Dataset rows for apps and sites:
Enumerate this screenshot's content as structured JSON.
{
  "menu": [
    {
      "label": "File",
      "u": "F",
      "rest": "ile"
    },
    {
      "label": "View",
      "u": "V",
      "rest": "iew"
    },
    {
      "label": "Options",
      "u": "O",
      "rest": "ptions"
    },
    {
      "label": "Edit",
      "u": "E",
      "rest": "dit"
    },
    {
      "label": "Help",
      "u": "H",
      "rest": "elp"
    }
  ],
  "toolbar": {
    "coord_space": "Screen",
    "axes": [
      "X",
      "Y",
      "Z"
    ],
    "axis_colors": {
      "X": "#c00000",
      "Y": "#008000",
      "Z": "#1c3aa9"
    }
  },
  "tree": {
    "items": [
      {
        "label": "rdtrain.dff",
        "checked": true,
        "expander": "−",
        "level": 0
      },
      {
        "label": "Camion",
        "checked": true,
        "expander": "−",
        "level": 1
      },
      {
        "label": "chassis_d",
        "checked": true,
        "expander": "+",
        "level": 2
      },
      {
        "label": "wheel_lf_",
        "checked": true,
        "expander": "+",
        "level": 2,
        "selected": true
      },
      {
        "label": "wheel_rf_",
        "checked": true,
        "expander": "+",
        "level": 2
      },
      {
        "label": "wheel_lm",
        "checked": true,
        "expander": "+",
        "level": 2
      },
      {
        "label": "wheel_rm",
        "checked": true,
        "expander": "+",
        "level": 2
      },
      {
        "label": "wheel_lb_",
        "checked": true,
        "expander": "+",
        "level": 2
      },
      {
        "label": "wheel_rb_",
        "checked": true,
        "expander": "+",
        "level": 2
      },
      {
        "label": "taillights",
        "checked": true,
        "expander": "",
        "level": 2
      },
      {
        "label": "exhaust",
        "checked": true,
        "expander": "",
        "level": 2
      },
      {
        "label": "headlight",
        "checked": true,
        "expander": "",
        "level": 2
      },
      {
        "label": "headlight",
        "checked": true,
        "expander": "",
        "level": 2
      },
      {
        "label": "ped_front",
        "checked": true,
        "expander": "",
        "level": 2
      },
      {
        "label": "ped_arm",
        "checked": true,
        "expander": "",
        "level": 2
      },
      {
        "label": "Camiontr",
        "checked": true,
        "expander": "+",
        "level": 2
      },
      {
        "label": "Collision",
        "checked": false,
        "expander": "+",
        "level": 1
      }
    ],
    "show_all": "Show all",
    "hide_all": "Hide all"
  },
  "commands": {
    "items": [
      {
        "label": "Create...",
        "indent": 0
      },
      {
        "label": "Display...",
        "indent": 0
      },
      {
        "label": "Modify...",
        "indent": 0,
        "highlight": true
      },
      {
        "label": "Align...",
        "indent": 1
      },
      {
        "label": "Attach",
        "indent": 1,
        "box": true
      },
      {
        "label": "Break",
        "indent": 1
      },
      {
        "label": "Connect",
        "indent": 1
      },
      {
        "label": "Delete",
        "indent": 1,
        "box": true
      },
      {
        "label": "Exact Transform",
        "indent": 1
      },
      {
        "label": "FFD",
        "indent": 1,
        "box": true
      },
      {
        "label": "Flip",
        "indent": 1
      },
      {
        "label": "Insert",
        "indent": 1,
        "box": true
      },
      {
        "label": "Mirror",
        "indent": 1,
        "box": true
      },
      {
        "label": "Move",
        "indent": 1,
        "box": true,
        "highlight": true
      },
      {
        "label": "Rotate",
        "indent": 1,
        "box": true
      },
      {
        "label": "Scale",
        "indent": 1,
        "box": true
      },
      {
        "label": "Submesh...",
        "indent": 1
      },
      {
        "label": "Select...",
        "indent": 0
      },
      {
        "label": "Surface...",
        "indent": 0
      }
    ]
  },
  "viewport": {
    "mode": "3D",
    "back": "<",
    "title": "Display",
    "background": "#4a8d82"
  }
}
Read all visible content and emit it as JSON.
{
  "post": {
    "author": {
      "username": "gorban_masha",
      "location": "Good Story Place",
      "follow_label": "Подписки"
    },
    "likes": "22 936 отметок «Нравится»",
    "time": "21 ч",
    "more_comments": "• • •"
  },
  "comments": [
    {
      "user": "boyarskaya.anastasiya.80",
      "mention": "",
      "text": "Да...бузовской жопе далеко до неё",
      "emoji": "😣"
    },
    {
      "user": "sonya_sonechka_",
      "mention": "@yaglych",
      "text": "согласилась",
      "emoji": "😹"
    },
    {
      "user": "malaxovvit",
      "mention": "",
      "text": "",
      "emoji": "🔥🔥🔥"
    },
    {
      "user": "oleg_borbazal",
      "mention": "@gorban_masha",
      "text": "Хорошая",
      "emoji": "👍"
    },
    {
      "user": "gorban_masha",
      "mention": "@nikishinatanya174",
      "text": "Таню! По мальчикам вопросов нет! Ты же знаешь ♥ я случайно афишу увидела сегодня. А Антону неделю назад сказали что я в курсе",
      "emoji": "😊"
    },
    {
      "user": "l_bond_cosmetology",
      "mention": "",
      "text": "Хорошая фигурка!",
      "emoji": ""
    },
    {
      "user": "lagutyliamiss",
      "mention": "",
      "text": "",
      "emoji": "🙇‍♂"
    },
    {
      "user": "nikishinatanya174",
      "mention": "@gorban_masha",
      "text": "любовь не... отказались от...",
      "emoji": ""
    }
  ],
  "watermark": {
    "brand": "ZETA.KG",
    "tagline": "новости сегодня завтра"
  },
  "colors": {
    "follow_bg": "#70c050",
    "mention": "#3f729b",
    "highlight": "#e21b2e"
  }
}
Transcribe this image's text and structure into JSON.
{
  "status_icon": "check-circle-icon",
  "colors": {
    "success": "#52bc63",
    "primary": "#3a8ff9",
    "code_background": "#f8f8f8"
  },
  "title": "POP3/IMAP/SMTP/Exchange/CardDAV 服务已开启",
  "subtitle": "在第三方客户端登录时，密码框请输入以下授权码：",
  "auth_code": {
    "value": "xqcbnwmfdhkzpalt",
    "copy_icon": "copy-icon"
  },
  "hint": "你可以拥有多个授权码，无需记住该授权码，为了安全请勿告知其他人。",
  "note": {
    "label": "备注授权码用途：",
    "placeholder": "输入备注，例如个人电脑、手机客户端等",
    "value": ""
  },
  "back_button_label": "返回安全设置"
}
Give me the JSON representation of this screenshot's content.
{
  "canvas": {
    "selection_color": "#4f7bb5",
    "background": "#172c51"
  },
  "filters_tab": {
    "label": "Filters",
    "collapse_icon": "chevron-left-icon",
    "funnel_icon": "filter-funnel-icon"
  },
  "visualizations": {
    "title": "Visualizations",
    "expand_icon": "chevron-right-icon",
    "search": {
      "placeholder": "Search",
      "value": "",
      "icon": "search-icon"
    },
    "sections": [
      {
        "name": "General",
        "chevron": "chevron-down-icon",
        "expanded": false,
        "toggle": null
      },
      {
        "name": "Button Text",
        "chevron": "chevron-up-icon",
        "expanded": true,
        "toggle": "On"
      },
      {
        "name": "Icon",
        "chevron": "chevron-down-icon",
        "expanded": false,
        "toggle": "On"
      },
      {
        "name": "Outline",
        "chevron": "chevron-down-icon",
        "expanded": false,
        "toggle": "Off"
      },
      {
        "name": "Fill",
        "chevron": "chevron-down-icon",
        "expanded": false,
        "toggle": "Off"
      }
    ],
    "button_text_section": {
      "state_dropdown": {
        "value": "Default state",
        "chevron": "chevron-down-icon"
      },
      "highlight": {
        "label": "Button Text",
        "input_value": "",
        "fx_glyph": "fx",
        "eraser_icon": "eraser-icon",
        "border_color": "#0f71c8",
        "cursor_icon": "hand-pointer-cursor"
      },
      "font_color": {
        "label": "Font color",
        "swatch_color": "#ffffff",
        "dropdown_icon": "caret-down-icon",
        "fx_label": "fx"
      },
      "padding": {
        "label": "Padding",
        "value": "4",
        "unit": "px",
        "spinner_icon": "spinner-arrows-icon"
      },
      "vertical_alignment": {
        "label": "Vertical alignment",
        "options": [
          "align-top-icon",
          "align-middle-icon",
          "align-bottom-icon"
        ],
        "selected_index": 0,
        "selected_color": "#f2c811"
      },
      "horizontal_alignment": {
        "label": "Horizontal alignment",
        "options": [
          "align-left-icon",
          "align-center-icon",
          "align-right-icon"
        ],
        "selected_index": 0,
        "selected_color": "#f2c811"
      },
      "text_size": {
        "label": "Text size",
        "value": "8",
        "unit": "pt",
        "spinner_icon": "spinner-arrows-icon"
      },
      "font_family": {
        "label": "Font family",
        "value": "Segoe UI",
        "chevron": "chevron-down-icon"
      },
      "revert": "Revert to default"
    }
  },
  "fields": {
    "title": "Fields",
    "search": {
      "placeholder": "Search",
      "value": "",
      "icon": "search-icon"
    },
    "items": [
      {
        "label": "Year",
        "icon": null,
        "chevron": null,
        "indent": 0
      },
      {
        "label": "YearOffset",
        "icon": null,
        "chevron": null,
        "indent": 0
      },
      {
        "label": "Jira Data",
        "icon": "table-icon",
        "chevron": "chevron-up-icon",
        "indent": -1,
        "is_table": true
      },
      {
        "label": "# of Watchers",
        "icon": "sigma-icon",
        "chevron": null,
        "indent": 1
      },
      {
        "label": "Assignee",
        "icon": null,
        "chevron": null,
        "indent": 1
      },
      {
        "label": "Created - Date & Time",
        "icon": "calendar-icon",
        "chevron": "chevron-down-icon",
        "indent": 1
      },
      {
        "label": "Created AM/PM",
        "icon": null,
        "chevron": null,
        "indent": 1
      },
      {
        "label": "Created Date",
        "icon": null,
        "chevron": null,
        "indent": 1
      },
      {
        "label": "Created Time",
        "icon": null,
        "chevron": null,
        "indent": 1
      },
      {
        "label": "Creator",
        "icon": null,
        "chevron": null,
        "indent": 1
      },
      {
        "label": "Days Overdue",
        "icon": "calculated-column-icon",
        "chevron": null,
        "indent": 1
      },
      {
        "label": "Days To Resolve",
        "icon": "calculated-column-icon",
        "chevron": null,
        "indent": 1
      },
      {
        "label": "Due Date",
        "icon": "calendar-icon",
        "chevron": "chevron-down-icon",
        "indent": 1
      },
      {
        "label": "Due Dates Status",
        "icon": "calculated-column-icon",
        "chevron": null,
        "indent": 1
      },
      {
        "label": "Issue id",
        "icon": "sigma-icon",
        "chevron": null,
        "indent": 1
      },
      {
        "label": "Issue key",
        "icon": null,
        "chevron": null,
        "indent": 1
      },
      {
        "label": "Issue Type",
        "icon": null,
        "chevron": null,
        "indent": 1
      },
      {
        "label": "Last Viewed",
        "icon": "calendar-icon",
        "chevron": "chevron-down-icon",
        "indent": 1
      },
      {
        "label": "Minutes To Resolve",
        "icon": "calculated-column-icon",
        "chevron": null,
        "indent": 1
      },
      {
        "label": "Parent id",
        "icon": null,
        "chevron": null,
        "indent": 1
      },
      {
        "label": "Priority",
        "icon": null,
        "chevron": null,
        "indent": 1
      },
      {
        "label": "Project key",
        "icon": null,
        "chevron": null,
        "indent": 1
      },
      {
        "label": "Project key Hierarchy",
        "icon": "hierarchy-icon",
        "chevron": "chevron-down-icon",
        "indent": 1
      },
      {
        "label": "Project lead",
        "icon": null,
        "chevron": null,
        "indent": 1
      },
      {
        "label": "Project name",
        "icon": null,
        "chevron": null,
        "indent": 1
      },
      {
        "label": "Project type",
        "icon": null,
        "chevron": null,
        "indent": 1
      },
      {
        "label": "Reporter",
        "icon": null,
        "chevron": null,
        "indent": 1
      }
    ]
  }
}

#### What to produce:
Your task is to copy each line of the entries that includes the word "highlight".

#### Output below:
        "highlight": true
        "highlight": true
    "highlight": "#e21b2e"
      "highlight": {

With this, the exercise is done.